(Prompt)
Set down each entry below exactly as it stands.
┌─ Data to use
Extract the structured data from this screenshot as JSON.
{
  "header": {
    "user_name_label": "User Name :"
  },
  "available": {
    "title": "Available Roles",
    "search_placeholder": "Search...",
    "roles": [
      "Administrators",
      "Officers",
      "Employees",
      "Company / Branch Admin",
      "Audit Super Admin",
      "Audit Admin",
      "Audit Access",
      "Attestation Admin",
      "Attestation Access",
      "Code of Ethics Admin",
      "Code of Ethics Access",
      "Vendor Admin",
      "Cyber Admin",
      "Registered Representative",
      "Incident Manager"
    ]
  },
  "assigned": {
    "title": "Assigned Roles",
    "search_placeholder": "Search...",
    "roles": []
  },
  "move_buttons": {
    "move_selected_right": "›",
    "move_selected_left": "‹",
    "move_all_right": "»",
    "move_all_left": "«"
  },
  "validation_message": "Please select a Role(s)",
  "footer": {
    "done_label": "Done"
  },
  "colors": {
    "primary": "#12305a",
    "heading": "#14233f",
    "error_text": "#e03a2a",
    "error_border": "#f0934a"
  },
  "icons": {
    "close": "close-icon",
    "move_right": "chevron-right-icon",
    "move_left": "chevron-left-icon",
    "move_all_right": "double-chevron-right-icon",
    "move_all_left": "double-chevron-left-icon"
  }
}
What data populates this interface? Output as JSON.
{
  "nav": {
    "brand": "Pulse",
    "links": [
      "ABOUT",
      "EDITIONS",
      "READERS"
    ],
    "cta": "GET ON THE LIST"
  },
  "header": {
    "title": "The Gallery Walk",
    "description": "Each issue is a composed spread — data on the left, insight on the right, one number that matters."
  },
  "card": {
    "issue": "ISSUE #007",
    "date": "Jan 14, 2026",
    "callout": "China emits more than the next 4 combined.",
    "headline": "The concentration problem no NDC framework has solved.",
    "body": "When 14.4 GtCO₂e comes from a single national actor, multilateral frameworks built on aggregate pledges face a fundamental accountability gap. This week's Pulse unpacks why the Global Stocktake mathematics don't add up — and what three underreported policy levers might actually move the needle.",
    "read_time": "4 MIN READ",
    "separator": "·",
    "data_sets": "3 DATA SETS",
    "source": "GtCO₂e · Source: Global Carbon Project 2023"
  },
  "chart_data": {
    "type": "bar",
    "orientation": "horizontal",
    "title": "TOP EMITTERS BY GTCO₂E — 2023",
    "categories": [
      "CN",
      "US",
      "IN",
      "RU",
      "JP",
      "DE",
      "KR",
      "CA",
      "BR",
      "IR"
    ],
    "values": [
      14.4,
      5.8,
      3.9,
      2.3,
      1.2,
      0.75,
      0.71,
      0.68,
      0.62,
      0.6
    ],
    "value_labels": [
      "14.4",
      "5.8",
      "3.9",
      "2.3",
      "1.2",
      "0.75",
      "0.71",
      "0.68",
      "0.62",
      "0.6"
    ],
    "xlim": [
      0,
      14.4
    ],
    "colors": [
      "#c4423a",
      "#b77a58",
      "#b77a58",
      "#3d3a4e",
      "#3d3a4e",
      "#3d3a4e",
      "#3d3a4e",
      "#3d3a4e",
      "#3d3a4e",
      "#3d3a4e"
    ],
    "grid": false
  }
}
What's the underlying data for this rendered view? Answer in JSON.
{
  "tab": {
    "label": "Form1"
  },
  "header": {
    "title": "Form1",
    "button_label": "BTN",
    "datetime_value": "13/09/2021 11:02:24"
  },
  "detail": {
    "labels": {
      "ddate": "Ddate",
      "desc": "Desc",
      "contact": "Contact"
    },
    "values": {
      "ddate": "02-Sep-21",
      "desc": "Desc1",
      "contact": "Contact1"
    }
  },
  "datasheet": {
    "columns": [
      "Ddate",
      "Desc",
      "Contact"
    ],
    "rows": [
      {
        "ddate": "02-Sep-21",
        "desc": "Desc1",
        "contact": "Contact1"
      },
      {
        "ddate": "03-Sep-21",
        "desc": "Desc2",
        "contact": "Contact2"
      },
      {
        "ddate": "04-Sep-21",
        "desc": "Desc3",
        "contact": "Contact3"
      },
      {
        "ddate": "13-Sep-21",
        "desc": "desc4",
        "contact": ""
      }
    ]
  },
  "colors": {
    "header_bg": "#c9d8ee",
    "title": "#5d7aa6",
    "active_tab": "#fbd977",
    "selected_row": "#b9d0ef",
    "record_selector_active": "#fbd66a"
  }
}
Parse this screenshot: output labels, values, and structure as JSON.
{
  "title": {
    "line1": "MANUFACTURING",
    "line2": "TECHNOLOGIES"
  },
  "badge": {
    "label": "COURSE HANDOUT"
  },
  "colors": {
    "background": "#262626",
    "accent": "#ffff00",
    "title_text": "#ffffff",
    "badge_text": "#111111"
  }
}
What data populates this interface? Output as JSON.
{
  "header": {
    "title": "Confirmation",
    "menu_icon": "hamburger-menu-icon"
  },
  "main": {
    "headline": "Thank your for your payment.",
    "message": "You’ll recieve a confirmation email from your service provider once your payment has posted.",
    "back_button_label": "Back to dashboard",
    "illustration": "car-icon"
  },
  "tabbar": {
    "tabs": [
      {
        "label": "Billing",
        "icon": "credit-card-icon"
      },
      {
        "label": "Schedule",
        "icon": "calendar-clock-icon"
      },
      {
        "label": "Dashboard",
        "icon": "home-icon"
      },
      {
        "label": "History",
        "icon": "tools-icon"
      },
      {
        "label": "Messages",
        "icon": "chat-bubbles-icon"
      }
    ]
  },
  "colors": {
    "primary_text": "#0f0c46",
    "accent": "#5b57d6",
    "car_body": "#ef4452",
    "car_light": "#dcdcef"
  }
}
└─
(Your solution)
Extract the structured data from this screenshot as JSON.
{
  "header": {
    "user_name_label": "User Name :"
  },
  "available": {
    "title": "Available Roles",
    "search_placeholder": "Search...",
    "roles": [
      "Administrators",
      "Officers",
      "Employees",
      "Company / Branch Admin",
      "Audit Super Admin",
      "Audit Admin",
      "Audit Access",
      "Attestation Admin",
      "Attestation Access",
      "Code of Ethics Admin",
      "Code of Ethics Access",
      "Vendor Admin",
      "Cyber Admin",
      "Registered Representative",
      "Incident Manager"
    ]
  },
  "assigned": {
    "title": "Assigned Roles",
    "search_placeholder": "Search...",
    "roles": []
  },
  "move_buttons": {
    "move_selected_right": "›",
    "move_selected_left": "‹",
    "move_all_right": "»",
    "move_all_left": "«"
  },
  "validation_message": "Please select a Role(s)",
  "footer": {
    "done_label": "Done"
  },
  "colors": {
    "primary": "#12305a",
    "heading": "#14233f",
    "error_text": "#e03a2a",
    "error_border": "#f0934a"
  },
  "icons": {
    "close": "close-icon",
    "move_right": "chevron-right-icon",
    "move_left": "chevron-left-icon",
    "move_all_right": "double-chevron-right-icon",
    "move_all_left": "double-chevron-left-icon"
  }
}
What data populates this interface? Output as JSON.
{
  "nav": {
    "brand": "Pulse",
    "links": [
      "ABOUT",
      "EDITIONS",
      "READERS"
    ],
    "cta": "GET ON THE LIST"
  },
  "header": {
    "title": "The Gallery Walk",
    "description": "Each issue is a composed spread — data on the left, insight on the right, one number that matters."
  },
  "card": {
    "issue": "ISSUE #007",
    "date": "Jan 14, 2026",
    "callout": "China emits more than the next 4 combined.",
    "headline": "The concentration problem no NDC framework has solved.",
    "body": "When 14.4 GtCO₂e comes from a single national actor, multilateral frameworks built on aggregate pledges face a fundamental accountability gap. This week's Pulse unpacks why the Global Stocktake mathematics don't add up — and what three underreported policy levers might actually move the needle.",
    "read_time": "4 MIN READ",
    "separator": "·",
    "data_sets": "3 DATA SETS",
    "source": "GtCO₂e · Source: Global Carbon Project 2023"
  },
  "chart_data": {
    "type": "bar",
    "orientation": "horizontal",
    "title": "TOP EMITTERS BY GTCO₂E — 2023",
    "categories": [
      "CN",
      "US",
      "IN",
      "RU",
      "JP",
      "DE",
      "KR",
      "CA",
      "BR",
      "IR"
    ],
    "values": [
      14.4,
      5.8,
      3.9,
      2.3,
      1.2,
      0.75,
      0.71,
      0.68,
      0.62,
      0.6
    ],
    "value_labels": [
      "14.4",
      "5.8",
      "3.9",
      "2.3",
      "1.2",
      "0.75",
      "0.71",
      "0.68",
      "0.62",
      "0.6"
    ],
    "xlim": [
      0,
      14.4
    ],
    "colors": [
      "#c4423a",
      "#b77a58",
      "#b77a58",
      "#3d3a4e",
      "#3d3a4e",
      "#3d3a4e",
      "#3d3a4e",
      "#3d3a4e",
      "#3d3a4e",
      "#3d3a4e"
    ],
    "grid": false
  }
}
What's the underlying data for this rendered view? Answer in JSON.
{
  "tab": {
    "label": "Form1"
  },
  "header": {
    "title": "Form1",
    "button_label": "BTN",
    "datetime_value": "13/09/2021 11:02:24"
  },
  "detail": {
    "labels": {
      "ddate": "Ddate",
      "desc": "Desc",
      "contact": "Contact"
    },
    "values": {
      "ddate": "02-Sep-21",
      "desc": "Desc1",
      "contact": "Contact1"
    }
  },
  "datasheet": {
    "columns": [
      "Ddate",
      "Desc",
      "Contact"
    ],
    "rows": [
      {
        "ddate": "02-Sep-21",
        "desc": "Desc1",
        "contact": "Contact1"
      },
      {
        "ddate": "03-Sep-21",
        "desc": "Desc2",
        "contact": "Contact2"
      },
      {
        "ddate": "04-Sep-21",
        "desc": "Desc3",
        "contact": "Contact3"
      },
      {
        "ddate": "13-Sep-21",
        "desc": "desc4",
        "contact": ""
      }
    ]
  },
  "colors": {
    "header_bg": "#c9d8ee",
    "title": "#5d7aa6",
    "active_tab": "#fbd977",
    "selected_row": "#b9d0ef",
    "record_selector_active": "#fbd66a"
  }
}
Parse this screenshot: output labels, values, and structure as JSON.
{
  "title": {
    "line1": "MANUFACTURING",
    "line2": "TECHNOLOGIES"
  },
  "badge": {
    "label": "COURSE HANDOUT"
  },
  "colors": {
    "background": "#262626",
    "accent": "#ffff00",
    "title_text": "#ffffff",
    "badge_text": "#111111"
  }
}
What data populates this interface? Output as JSON.
{
  "header": {
    "title": "Confirmation",
    "menu_icon": "hamburger-menu-icon"
  },
  "main": {
    "headline": "Thank your for your payment.",
    "message": "You’ll recieve a confirmation email from your service provider once your payment has posted.",
    "back_button_label": "Back to dashboard",
    "illustration": "car-icon"
  },
  "tabbar": {
    "tabs": [
      {
        "label": "Billing",
        "icon": "credit-card-icon"
      },
      {
        "label": "Schedule",
        "icon": "calendar-clock-icon"
      },
      {
        "label": "Dashboard",
        "icon": "home-icon"
      },
      {
        "label": "History",
        "icon": "tools-icon"
      },
      {
        "label": "Messages",
        "icon": "chat-bubbles-icon"
      }
    ]
  },
  "colors": {
    "primary_text": "#0f0c46",
    "accent": "#5b57d6",
    "car_body": "#ef4452",
    "car_light": "#dcdcef"
  }
}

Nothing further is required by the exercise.